In its typical fashion, Apple is not exactly innovating here. Oblong Industries is just one company who specializes in 3D gesture-controlled computing. If all of this sounds reminiscent of the movie Minitory Report it’s no mistake. One of the company’s founders actually designed one of the UIs Tom Cruise uses in the movie.

Rather than being the first to implement the technology, Apple may do what Apple typically does and simply manage to package it in a consumer-friendly, well-designed fashion and then help popularize its use on personal computers.

The significance here is less about Apple doing some new and cool and more about where human-machine interactions are heading in the future.

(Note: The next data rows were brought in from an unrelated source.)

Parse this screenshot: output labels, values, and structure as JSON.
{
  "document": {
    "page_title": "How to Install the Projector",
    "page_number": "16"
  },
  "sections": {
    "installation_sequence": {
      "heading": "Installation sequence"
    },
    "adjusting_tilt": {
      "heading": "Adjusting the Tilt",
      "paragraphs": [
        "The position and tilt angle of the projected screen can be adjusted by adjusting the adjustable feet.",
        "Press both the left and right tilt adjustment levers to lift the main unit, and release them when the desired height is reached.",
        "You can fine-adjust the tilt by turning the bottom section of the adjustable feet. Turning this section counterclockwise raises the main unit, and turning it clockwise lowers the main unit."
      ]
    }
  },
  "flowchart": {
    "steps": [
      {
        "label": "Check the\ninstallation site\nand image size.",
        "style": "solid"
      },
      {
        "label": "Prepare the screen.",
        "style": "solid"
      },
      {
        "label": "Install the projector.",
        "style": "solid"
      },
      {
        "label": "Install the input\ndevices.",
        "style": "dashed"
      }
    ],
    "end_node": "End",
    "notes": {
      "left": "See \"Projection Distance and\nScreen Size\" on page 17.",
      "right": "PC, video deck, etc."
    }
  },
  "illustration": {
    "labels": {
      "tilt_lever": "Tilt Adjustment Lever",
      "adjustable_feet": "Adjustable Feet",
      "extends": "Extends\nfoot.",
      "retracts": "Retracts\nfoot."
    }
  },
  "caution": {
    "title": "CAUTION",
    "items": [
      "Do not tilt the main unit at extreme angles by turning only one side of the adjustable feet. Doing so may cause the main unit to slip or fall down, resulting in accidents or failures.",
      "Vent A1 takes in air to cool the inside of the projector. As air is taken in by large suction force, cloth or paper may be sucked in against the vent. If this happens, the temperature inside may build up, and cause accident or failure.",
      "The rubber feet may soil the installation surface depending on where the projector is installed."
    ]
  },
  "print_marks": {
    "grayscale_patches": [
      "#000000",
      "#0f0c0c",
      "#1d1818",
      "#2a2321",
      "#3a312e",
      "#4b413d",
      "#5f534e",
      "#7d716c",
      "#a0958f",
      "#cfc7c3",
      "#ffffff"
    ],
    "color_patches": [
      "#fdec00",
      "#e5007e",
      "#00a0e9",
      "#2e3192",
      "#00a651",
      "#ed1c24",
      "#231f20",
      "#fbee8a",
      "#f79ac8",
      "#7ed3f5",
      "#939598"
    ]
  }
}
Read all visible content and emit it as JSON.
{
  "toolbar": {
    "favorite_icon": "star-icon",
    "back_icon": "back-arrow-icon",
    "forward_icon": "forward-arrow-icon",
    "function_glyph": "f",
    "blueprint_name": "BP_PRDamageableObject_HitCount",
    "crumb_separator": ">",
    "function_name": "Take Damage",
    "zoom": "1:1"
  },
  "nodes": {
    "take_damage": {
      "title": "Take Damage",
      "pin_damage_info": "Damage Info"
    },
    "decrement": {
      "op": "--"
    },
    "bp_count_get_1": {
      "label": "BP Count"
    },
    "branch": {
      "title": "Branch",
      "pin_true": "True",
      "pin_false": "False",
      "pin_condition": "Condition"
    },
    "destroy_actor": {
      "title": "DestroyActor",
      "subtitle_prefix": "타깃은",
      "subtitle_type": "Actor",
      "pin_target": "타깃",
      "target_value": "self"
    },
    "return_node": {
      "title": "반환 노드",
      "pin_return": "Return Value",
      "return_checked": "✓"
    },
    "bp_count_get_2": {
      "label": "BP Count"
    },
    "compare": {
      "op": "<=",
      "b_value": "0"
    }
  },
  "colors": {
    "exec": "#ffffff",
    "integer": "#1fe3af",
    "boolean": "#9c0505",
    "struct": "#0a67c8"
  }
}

Source: Your Next Mac Could Be Controlled With Your Body, Kinect-Style

Hamburg To Fine Facebook Over Facial Recognition Feature

November 10th, 2011 11:30 admin View Comments

Cloud

An anonymous reader writes “Johannes Caspar, data protection commissioner for the German state of Hamburg, today declared he will soon fine Facebook over its use of biometric facial recognition technology. He said ‘further negotiations are pointless’ because the company had ignored a deadline he set for it to remove the feature. German authorities could fine Facebook up to €300,000 ($420,000).”

Source: Hamburg To Fine Facebook Over Facial Recognition Feature

A Day In the Life of Privacy

October 16th, 2011 10:33 admin View Comments

Facebook

wiredmikey writes “An interesting read on the state of privacy and how technology, along with government and social media have changed the idea, and reality of privacy forever. The article takes the reader through a typical day, and highlights many of the privacy issues that we face, from our mobile phones, Internet at local coffee shops, Facebook, Twitter, Fourquare, all the way down to cars equipped with OnStar, public cameras, facial recognition technology and more. The author concludes everyday we make compromises in the face of Privacy, and none of us will ever have as much privacy as we want.”

Source: A Day In the Life of Privacy

Scotland Yard Confirms It’s Using Facial Recognition Tech

August 12th, 2011 08:13 admin View Comments

Privacy

nonprofiteer writes “Scotland Yard confirms that it’s using facial recognition technology to identify rioters in London. ‘A law enforcement official, who spoke to the Associated Press on condition of anonymity, said that facial recognition is one of many tools police are using to hunt suspects still at large.’ Meanwhile, the vigilante group trying an amateur stab applying facial recognition to the riot photos abandoned the project because the results sucked. This is the big test of the surveillance state that London has become. Are all those cameras effective, or just taking a toll on privacy without bringing added security?”

Source: Scotland Yard Confirms It’s Using Facial Recognition Tech

The London Riots and Facial Recognition Technology

August 9th, 2011 08:19 admin View Comments

Crime

nonprofiteer writes “A bunch of vigilantes are organizing a Google Group dedicated to using recently revealed facial recognition tools to identify looters in the London riots. While Vancouver discussed doing something similar after the Stanley Cup riots, the city never actually moved forward on it. Ring of Steel London, though, is far more likely to incorporate FRT into its investigative work.” A related article points out how development of face-recognition technology has been kept under wraps by some organizations, but we’re getting to the point where it’ll soon be ubiquitous.

Source: The London Riots and Facial Recognition Technology

YOYOYOOYOYOYO